Data about app and page elements:
--- START ---

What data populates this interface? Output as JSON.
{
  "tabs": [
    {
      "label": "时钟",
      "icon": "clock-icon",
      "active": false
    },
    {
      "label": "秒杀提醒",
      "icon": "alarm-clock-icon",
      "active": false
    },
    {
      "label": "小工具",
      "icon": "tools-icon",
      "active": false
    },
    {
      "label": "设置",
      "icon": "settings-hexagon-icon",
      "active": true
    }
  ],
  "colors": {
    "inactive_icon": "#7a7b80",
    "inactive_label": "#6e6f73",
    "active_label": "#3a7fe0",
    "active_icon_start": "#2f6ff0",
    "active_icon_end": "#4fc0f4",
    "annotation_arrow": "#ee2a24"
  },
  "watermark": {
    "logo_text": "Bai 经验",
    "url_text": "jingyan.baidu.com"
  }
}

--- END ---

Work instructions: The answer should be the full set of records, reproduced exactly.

Solution to the exercise:
What data populates this interface? Output as JSON.
{
  "tabs": [
    {
      "label": "时钟",
      "icon": "clock-icon",
      "active": false
    },
    {
      "label": "秒杀提醒",
      "icon": "alarm-clock-icon",
      "active": false
    },
    {
      "label": "小工具",
      "icon": "tools-icon",
      "active": false
    },
    {
      "label": "设置",
      "icon": "settings-hexagon-icon",
      "active": true
    }
  ],
  "colors": {
    "inactive_icon": "#7a7b80",
    "inactive_label": "#6e6f73",
    "active_label": "#3a7fe0",
    "active_icon_start": "#2f6ff0",
    "active_icon_end": "#4fc0f4",
    "annotation_arrow": "#ee2a24"
  },
  "watermark": {
    "logo_text": "Bai 经验",
    "url_text": "jingyan.baidu.com"
  }
}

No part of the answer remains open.